Ann Rabinowitz <annrab@...>
The referral to "Black Dutch" ancestry might or might not necessarily mean
the family had Jewish roots as supposed by Mr. Tennyson. According to
several sources in the JewishGen Archives and those I remember >from an
extensive discussion of this topic on the now defunct Prodigy Classic
genealogy board, there were various groups who fit into the "Black Dutch"
I would suggest that Mr. Tennyson do the following:
Search the JewishGen Archives under "Black Dutch". In particular,
look at the messages >from Dr. Saul Issroff, Miller Taylor and Bert Van
Check the sources produced by Peter Wilson Coldham regarding emigration to
America such as: The Complete Book of Emigrants, in four volumes
(1607-1660, 1661-1699, 1700-1750, 1751-1776), The Complete Book of Emigrants
in Bondage, 1614-1775, Emigrants >from England to the American Colonies,

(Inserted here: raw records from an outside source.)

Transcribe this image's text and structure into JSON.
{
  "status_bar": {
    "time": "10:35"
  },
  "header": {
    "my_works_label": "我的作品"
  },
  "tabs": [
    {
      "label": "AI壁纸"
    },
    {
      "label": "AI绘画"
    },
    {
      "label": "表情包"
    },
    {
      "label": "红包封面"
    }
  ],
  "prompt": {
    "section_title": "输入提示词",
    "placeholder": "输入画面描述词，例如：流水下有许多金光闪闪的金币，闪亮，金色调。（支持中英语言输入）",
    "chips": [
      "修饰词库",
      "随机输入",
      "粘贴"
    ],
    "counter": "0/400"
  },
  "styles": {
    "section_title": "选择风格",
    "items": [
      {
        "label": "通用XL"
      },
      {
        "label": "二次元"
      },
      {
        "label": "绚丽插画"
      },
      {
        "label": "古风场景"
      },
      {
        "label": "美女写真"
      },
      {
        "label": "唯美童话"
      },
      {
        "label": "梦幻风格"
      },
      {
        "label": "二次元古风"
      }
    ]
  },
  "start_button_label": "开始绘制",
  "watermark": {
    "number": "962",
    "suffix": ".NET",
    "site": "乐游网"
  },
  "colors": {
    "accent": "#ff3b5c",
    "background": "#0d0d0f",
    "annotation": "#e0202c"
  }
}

Apprentices in America, >from Christ's Hospital, London, 1617-1778, English
Estates of American Colonists, and English Adventurers and Emigrants.
Other available sources for this period are the following:
"The Complete Book of Emigrants in Bondage, 1614-1775", by Peter Coldham
Wilson, which does not have any TENNISON, TENNESEN, or TENNYSON family
"First American Jewish Families, 600 Genealogies, 1654-1988", by Rabbi
Malcolm H. Stern, which does not have any TENNISON, TENNESEN or TENNYSON or
for that matter any BAUDER or BADER families.
There does not appear to be enough information for Mr. Tennyson to make the
assumption that his family has any real Jewish roots at the present time.
The family lore may refer to another ethnic basis for "Black Dutch"
ancestry. If there are arrival records for his family in America, he can
then take this information and go back in time to the England records and do
further sleuthing there. This might lead him to made a more definitive
conclusion about his family origins. It may also be that if there is a
so-called "Jewish" connection, it may be too far back (several hundred
years) to trace through existing records.